What this task involves:
Copy every line of the data in which the word "index" occurs.

<<<<

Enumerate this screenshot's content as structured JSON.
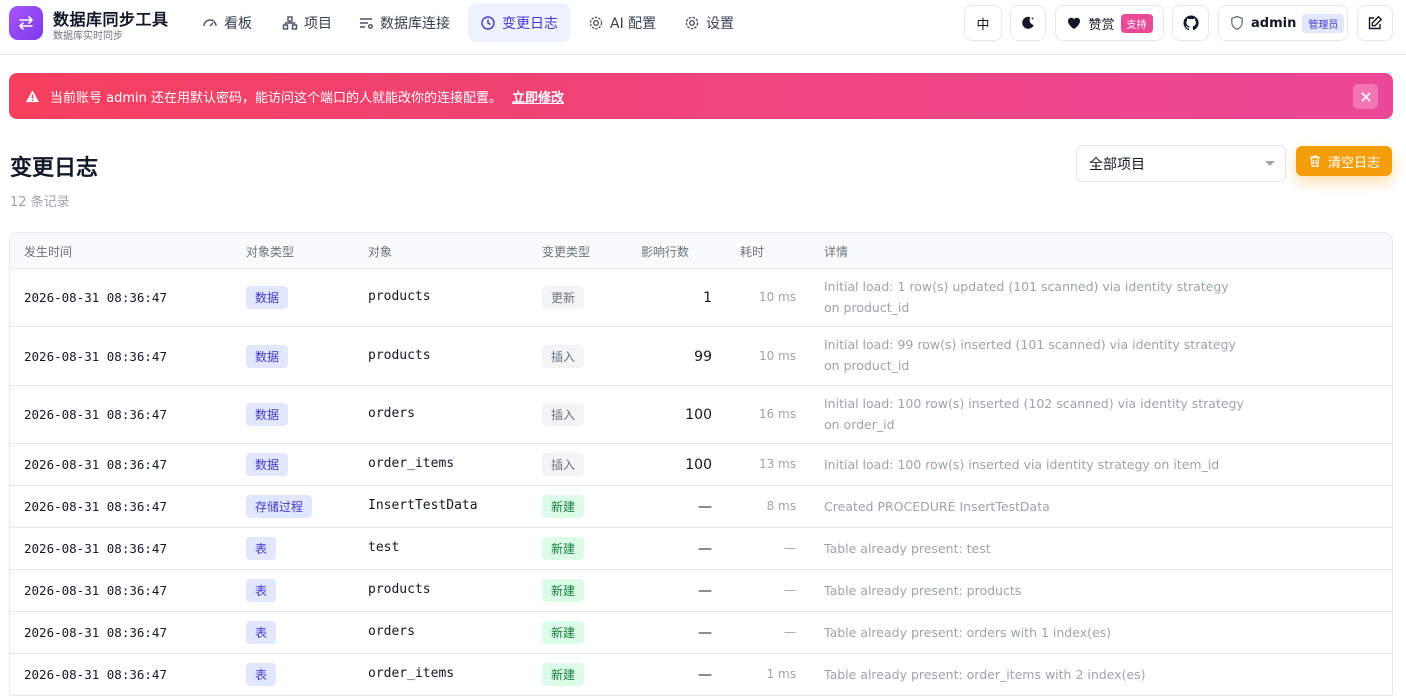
{
  "brand": {
    "title": "数据库同步工具",
    "subtitle": "数据库实时同步"
  },
  "nav": [
    {
      "label": "看板"
    },
    {
      "label": "项目"
    },
    {
      "label": "数据库连接"
    },
    {
      "label": "变更日志"
    },
    {
      "label": "AI 配置"
    },
    {
      "label": "设置"
    }
  ],
  "header": {
    "lang": "中",
    "donate_label": "赞赏",
    "donate_badge": "支持",
    "user": "admin",
    "role_badge": "管理员"
  },
  "alert": {
    "message": "当前账号 admin 还在用默认密码，能访问这个端口的人就能改你的连接配置。",
    "link": "立即修改"
  },
  "page": {
    "title": "变更日志",
    "count": "12 条记录",
    "filter_value": "全部项目",
    "clear_label": "清空日志"
  },
  "table": {
    "headers": [
      "发生时间",
      "对象类型",
      "对象",
      "变更类型",
      "影响行数",
      "耗时",
      "详情"
    ],
    "rows": [
      {
        "time": "2026-08-31 08:36:47",
        "type": "数据",
        "object": "products",
        "change": "更新",
        "rows": "1",
        "duration": "10 ms",
        "detail": "Initial load: 1 row(s) updated (101 scanned) via identity strategy on product_id"
      },
      {
        "time": "2026-08-31 08:36:47",
        "type": "数据",
        "object": "products",
        "change": "插入",
        "rows": "99",
        "duration": "10 ms",
        "detail": "Initial load: 99 row(s) inserted (101 scanned) via identity strategy on product_id"
      },
      {
        "time": "2026-08-31 08:36:47",
        "type": "数据",
        "object": "orders",
        "change": "插入",
        "rows": "100",
        "duration": "16 ms",
        "detail": "Initial load: 100 row(s) inserted (102 scanned) via identity strategy on order_id"
      },
      {
        "time": "2026-08-31 08:36:47",
        "type": "数据",
        "object": "order_items",
        "change": "插入",
        "rows": "100",
        "duration": "13 ms",
        "detail": "Initial load: 100 row(s) inserted via identity strategy on item_id"
      },
      {
        "time": "2026-08-31 08:36:47",
        "type": "存储过程",
        "object": "InsertTestData",
        "change": "新建",
        "rows": "—",
        "duration": "8 ms",
        "detail": "Created PROCEDURE InsertTestData"
      },
      {
        "time": "2026-08-31 08:36:47",
        "type": "表",
        "object": "test",
        "change": "新建",
        "rows": "—",
        "duration": "—",
        "detail": "Table already present: test"
      },
      {
        "time": "2026-08-31 08:36:47",
        "type": "表",
        "object": "products",
        "change": "新建",
        "rows": "—",
        "duration": "—",
        "detail": "Table already present: products"
      },
      {
        "time": "2026-08-31 08:36:47",
        "type": "表",
        "object": "orders",
        "change": "新建",
        "rows": "—",
        "duration": "—",
        "detail": "Table already present: orders with 1 index(es)"
      },
      {
        "time": "2026-08-31 08:36:47",
        "type": "表",
        "object": "order_items",
        "change": "新建",
        "rows": "—",
        "duration": "1 ms",
        "detail": "Table already present: order_items with 2 index(es)"
      }
    ]
  }
}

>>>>

Response:
        "detail": "Table already present: orders with 1 index(es)"
        "detail": "Table already present: order_items with 2 index(es)"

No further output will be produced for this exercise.